Topics & Issues
Review Fundamental Roles and Responsibilities
Many times, a board retreat is needed to review fundamental roles and responsibilities. Often, this is in the context of onboarding new board members to ensure they know and understand their role and how their role differs from the head of school and other school leadership. This “governance workshop” approach is especially effective as a refresher for every board member and establishes the relationship between the board and the head of school. Best practice calls for the head and board to work together and a retreat that addresses these issues is a very useful and helpful way to present this material.
Often a board will use a retreat setting to initiate a strategic planning process. Once the process has been completed, the board may use a retreat to conclude the strategic planning process. Both retreats can be highly effective and focused ways in which to address the strategic direction of the school.
The board may see a retreat as a way to determine its own effectiveness. Often each trustee completes an evaluation instrument and the results are then shared and discussed during the retreat. Again, a retreat setting can provide focus and purpose by encouraging the board to clearly understand, accept, and carry out their responsibilities. An evaluation instrument that may be helpful to your school can be found in Dr. Mott’s book, Healthy Boards – Successful Schools: The Impact of Governance and Leadership on Independent and Faith-Based Schools.
The decision by a school to consider a major fundraising program usually requires extensive planning. The formulation of that plan, the steps necessary to implement the plan, and deliberations held in a retreat setting may well reveal strengths and concerns regarding the plan.
Schools often have a variety of programs and services they provide as a part of their mission and vision. The board retreat can be a venue for dialogue as to whether additions, deletions, or changes to programs should be considered. The genesis of fundraising campaigns and programatic review may well be the strategic planning process.
General Business of the School
Board retreats may also be similar to a regular meeting in terms of the agenda but may take place in a setting that allows the board to bond and build stronger relationships over a more extended period of time beyond what a regular meeting would allow.
At the heart of Dr. Mott’s commitment is his desire to assist independent and faith-based schools in maximizing their potential. He understands that preparing students to become the next generation of leaders requires schools to be their best by doing their best. The relationship between the head of school, board chair, and all trustees is the single most important factor in determining schools that thrive as opposed to those that merely survive.
Dr. Mott has extensive experience conducting and facilitating board retreats for independent and faith-based schools. He brings an independent resource capable of providing experience, perspective, wisdom, and respect to the entire process. Having Dr. Mott lead the process tends to allow everyone—board, head of school, staff—more freedom to actively participate in the discussion. Every school should conduct retreats and should budget for Dr. Mott to help achieve the results needed for success.
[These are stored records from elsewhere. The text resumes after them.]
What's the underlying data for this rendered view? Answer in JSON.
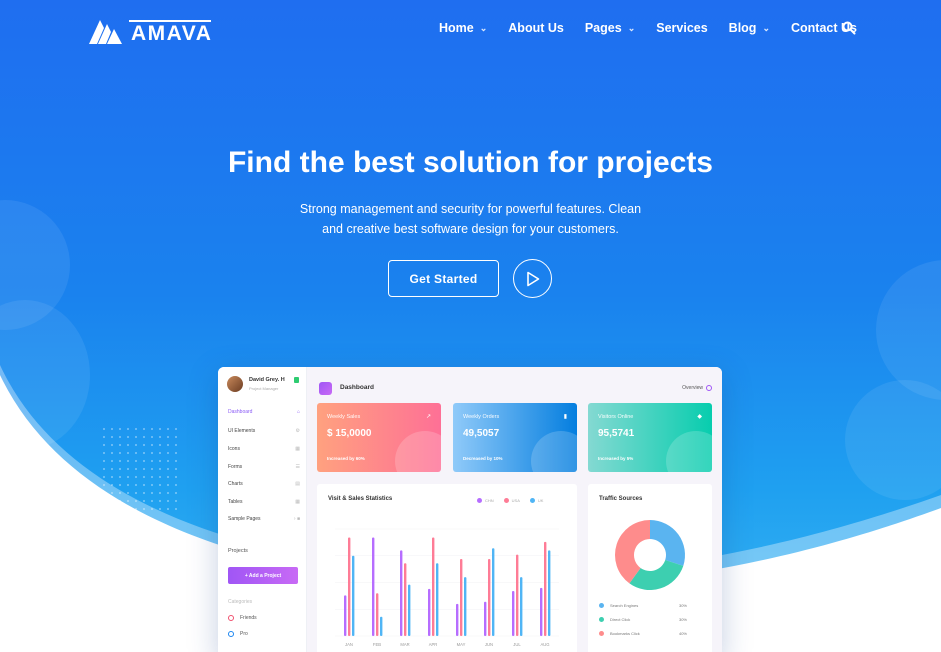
{
  "brand": {
    "name": "AMAVA"
  },
  "nav": {
    "items": [
      {
        "label": "Home",
        "has_dropdown": true
      },
      {
        "label": "About Us",
        "has_dropdown": false
      },
      {
        "label": "Pages",
        "has_dropdown": true
      },
      {
        "label": "Services",
        "has_dropdown": false
      },
      {
        "label": "Blog",
        "has_dropdown": true
      },
      {
        "label": "Contact Us",
        "has_dropdown": false
      }
    ],
    "search_icon": "search-icon"
  },
  "hero": {
    "headline": "Find the best solution for projects",
    "subtext": "Strong management and security for powerful features. Clean and creative best software design for your customers.",
    "cta_label": "Get Started",
    "play_icon": "play-icon"
  },
  "dashboard": {
    "user": {
      "name": "David Grey. H",
      "role": "Project Manager"
    },
    "sidebar": [
      {
        "label": "Dashboard",
        "icon": "home-icon",
        "active": true
      },
      {
        "label": "UI Elements",
        "icon": "gear-icon",
        "active": false
      },
      {
        "label": "Icons",
        "icon": "grid-icon",
        "active": false
      },
      {
        "label": "Forms",
        "icon": "list-icon",
        "active": false
      },
      {
        "label": "Charts",
        "icon": "chart-icon",
        "active": false
      },
      {
        "label": "Tables",
        "icon": "table-icon",
        "active": false
      },
      {
        "label": "Sample Pages",
        "icon": "lock-icon",
        "active": false
      }
    ],
    "projects_heading": "Projects",
    "add_project_label": "+ Add a Project",
    "categories_heading": "Categories",
    "categories": [
      {
        "label": "Friends",
        "color": "#f0506e"
      },
      {
        "label": "Pro",
        "color": "#1e87f0"
      }
    ],
    "title": "Dashboard",
    "overview_label": "Overview",
    "cards": [
      {
        "title": "Weekly Sales",
        "value": "$ 15,0000",
        "footer": "Increased by 60%",
        "icon": "chart-icon",
        "gradient": [
          "#ffa17f",
          "#fe7096"
        ]
      },
      {
        "title": "Weekly Orders",
        "value": "49,5057",
        "footer": "Decreased by 10%",
        "icon": "bookmark-icon",
        "gradient": [
          "#90caf9",
          "#047edf"
        ]
      },
      {
        "title": "Visitors Online",
        "value": "95,5741",
        "footer": "Increased by 5%",
        "icon": "diamond-icon",
        "gradient": [
          "#84d9d2",
          "#07cdae"
        ]
      }
    ],
    "stats_title": "Visit & Sales Statistics",
    "stats_legend": [
      {
        "name": "CHN",
        "color": "#b66dff"
      },
      {
        "name": "USA",
        "color": "#fe7c96"
      },
      {
        "name": "UK",
        "color": "#50b5f5"
      }
    ],
    "traffic_title": "Traffic Sources",
    "traffic_rows": [
      {
        "label": "Search Engines",
        "value": "30%",
        "color": "#5ab4f0"
      },
      {
        "label": "Direct Click",
        "value": "30%",
        "color": "#3dcfb0"
      },
      {
        "label": "Bookmarks Click",
        "value": "40%",
        "color": "#fe8c8c"
      }
    ]
  },
  "chart_data": [
    {
      "type": "bar",
      "title": "Visit & Sales Statistics",
      "categories": [
        "JAN",
        "FEB",
        "MAR",
        "APR",
        "MAY",
        "JUN",
        "JUL",
        "AUG"
      ],
      "series": [
        {
          "name": "CHN",
          "values": [
            38,
            92,
            80,
            44,
            30,
            32,
            42,
            45
          ]
        },
        {
          "name": "USA",
          "values": [
            92,
            40,
            68,
            92,
            72,
            72,
            76,
            88
          ]
        },
        {
          "name": "UK",
          "values": [
            75,
            18,
            48,
            68,
            55,
            82,
            55,
            80
          ]
        }
      ],
      "ylim": [
        0,
        100
      ]
    },
    {
      "type": "pie",
      "title": "Traffic Sources",
      "labels": [
        "Search Engines",
        "Direct Click",
        "Bookmarks Click"
      ],
      "values": [
        30,
        30,
        40
      ]
    }
  ]
}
It is this type of investment that separates schools that thrive from those that merely survive.
Using his new book, Healthy Boards – Successful Schools as a catalyst to meaningful conversations with school leadership, Dr. Mott will conduct your retreat in such a way as to exceed whatever expectations the school had for the retreat. Here are a few key areas that the retreat will address:
- Identify and resolve critical issues that can significantly enhance your school.
- Create a roadmap for the leadership of your school and board to work effectively and productively.
- Review and revise your bylaws and other documents to reflect your school’s mission, vision, and values.
- Utilize interactive case studies to address specific issues and areas of concern and point out pitfall to avoid.
- Provide action steps to ensure that the leadership recognizes warning signs and create a plan to address each one.
- Reinforce the characteristics that define a successful relationship.
- Encourage the awareness of best practices and how they foster a healthy board and a successful school.